WORK INSTRUCTION: Look through the records below for the line with "Enumerate this screenshot's" and the line with "Give me the", then return those lines and all lines between, exactly.

(PROVIDED MATERIAL Opens)

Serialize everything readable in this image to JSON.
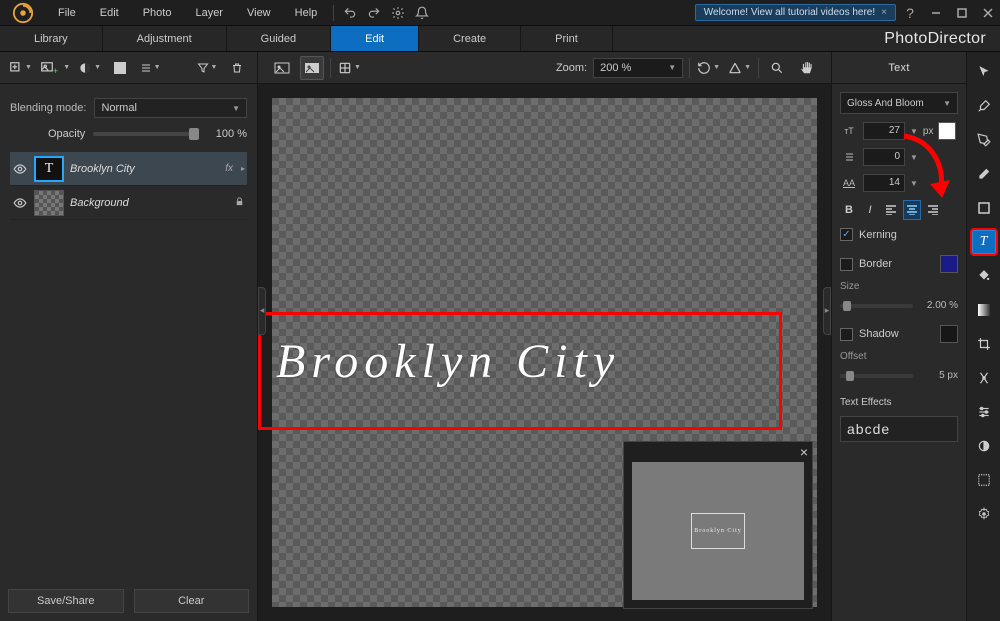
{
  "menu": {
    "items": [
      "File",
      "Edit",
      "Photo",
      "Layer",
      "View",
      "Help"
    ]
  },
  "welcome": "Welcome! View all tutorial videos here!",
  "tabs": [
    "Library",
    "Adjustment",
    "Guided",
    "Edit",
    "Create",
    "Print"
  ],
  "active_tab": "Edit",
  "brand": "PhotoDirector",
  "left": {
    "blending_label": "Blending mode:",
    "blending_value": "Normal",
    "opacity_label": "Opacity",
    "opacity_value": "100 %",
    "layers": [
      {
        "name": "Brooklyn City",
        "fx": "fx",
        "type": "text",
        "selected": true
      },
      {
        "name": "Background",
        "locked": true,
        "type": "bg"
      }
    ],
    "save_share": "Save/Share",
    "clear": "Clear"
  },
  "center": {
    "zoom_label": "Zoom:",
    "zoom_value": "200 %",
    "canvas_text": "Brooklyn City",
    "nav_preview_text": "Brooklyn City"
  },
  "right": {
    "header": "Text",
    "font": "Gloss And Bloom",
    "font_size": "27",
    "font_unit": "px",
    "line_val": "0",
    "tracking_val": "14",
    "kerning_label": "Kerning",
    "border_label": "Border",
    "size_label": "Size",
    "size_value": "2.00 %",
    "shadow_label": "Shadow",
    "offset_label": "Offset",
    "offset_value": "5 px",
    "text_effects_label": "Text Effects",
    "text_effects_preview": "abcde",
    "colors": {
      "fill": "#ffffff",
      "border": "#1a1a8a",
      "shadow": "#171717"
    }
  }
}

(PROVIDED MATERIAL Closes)
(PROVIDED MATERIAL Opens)

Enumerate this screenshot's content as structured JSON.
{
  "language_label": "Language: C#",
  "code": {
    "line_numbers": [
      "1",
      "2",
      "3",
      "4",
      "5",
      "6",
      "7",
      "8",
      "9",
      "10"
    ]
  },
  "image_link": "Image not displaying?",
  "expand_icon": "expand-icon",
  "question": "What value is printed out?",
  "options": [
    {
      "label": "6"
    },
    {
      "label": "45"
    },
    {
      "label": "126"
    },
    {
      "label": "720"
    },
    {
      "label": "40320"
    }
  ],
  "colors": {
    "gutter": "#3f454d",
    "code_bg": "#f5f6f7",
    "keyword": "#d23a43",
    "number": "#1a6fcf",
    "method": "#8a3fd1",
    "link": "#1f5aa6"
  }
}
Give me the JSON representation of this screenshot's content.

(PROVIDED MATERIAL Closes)

RESPONSE:
Enumerate this screenshot's content as structured JSON.
{
  "language_label": "Language: C#",
  "code": {
    "line_numbers": [
      "1",
      "2",
      "3",
      "4",
      "5",
      "6",
      "7",
      "8",
      "9",
      "10"
    ]
  },
  "image_link": "Image not displaying?",
  "expand_icon": "expand-icon",
  "question": "What value is printed out?",
  "options": [
    {
      "label": "6"
    },
    {
      "label": "45"
    },
    {
      "label": "126"
    },
    {
      "label": "720"
    },
    {
      "label": "40320"
    }
  ],
  "colors": {
    "gutter": "#3f454d",
    "code_bg": "#f5f6f7",
    "keyword": "#d23a43",
    "number": "#1a6fcf",
    "method": "#8a3fd1",
    "link": "#1f5aa6"
  }
}
Give me the JSON representation of this screenshot's content.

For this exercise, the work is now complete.